All the news out of China with the PBOC inter-bank rate spike and the weak HSBC PMI report shows that increasingly, people are "getting it" with LVS. It's taken awhile for the average, retail investor here in the states to come to grips that LVS is almost 90% Asian... and it's fair to say that yesterday's swoon had little to do with a residual impact from Ben Bernanke.
Still, a full understanding of just how the fortunes of Sands China really relate to economic activity on the mainland still eludes many American Investors.
That's not so true of Sands China investors in Hong Kong. The other day, I posted a reference to how Sands China's stock price has compared with the Hang Seng Index over the past year. It's quite a dramatic contrast. Yet here in the states, weak Chinese data weighs more heavily on the LVS mother ship.
Simply put, Hong Kong investors appear more perceptive of how Macau's mass market leader really correlates with the Chinese economy. Perhaps they know that there's never been a month over the past 10 years that mass market gaming didn't grow in Macau... even during the depths of the credit crisis, mass gaming STILL grew 2%... and lately, as China's growth has settled into the mid 7% range, mass market growth has soared at around 30% year-over-year.
The upshot? The current LVS swoon is an over-reaction.
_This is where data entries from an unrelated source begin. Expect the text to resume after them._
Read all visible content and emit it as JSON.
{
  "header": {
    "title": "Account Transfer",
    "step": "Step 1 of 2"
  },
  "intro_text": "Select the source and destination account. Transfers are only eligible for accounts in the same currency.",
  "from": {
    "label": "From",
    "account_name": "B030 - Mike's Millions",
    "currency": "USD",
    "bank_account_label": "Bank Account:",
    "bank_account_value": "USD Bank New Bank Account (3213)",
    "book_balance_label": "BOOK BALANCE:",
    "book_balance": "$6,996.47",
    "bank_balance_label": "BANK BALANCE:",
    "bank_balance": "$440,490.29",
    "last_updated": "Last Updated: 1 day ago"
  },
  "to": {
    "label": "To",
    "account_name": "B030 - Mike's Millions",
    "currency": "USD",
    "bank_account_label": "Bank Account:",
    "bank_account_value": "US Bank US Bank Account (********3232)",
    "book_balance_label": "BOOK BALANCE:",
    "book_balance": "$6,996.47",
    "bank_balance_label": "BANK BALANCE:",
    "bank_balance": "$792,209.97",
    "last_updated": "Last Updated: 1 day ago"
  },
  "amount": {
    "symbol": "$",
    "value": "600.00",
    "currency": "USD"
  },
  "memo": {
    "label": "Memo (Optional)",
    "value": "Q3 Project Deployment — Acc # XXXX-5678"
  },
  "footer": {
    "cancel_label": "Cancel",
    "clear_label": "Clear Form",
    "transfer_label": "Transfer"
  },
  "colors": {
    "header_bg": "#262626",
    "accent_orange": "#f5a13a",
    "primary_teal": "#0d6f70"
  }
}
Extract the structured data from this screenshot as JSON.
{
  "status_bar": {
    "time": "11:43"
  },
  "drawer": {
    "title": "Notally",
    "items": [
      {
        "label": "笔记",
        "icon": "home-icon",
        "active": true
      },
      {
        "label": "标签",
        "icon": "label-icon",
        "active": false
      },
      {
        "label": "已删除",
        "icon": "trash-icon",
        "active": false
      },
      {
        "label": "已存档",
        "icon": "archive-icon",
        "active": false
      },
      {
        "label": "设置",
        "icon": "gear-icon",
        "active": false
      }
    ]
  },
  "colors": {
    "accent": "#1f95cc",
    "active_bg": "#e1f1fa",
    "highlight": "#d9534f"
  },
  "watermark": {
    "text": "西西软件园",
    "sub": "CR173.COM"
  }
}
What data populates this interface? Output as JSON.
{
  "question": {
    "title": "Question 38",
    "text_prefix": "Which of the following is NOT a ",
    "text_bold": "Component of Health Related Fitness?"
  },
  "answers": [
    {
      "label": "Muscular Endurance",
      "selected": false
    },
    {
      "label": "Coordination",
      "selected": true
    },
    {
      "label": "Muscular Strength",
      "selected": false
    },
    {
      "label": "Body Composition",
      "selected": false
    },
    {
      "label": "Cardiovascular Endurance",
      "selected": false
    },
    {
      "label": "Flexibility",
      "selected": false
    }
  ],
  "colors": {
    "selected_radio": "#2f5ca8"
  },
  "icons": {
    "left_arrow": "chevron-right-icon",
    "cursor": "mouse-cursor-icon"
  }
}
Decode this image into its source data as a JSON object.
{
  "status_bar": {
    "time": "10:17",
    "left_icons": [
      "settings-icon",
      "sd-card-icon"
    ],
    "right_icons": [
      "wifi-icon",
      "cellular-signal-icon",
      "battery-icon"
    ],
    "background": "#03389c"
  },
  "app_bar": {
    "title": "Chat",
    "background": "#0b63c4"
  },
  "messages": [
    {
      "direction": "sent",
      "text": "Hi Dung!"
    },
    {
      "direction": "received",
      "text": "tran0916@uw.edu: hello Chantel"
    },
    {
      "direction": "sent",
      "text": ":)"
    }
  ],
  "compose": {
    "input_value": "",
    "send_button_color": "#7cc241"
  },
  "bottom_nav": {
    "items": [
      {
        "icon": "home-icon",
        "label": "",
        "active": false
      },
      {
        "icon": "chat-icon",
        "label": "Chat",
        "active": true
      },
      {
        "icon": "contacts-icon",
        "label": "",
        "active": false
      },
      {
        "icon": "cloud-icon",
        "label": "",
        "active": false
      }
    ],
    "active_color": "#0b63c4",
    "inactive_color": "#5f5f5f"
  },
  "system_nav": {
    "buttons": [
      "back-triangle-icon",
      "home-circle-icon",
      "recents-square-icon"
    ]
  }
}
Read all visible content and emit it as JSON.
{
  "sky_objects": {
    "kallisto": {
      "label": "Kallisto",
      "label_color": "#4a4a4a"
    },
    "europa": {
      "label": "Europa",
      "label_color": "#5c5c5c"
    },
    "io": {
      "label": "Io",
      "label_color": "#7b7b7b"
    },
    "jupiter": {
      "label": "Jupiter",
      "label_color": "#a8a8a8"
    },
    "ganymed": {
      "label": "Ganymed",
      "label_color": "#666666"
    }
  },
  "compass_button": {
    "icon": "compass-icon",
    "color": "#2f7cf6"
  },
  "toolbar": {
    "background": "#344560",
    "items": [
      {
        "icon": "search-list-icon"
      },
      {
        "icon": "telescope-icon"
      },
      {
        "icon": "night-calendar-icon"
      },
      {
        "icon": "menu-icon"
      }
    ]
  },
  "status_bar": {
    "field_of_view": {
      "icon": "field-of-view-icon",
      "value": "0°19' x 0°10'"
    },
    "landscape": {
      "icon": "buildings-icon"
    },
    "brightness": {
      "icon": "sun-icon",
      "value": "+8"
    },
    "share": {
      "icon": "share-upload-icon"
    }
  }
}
It's a nice price to buy it at if you don't have as much LVS as you'd like to have.
As a guy on Bloomberg said this morning, "in a few weeks, everybody will have forgotten Ben and the Chinese data and earnings season will be healing the market's wounds"...
... and I would postulate that that would be more true of LVS, and it's first, full quarter of a fully-functioning Cotai Central, that it would be true of most companies that trade on the NYSE.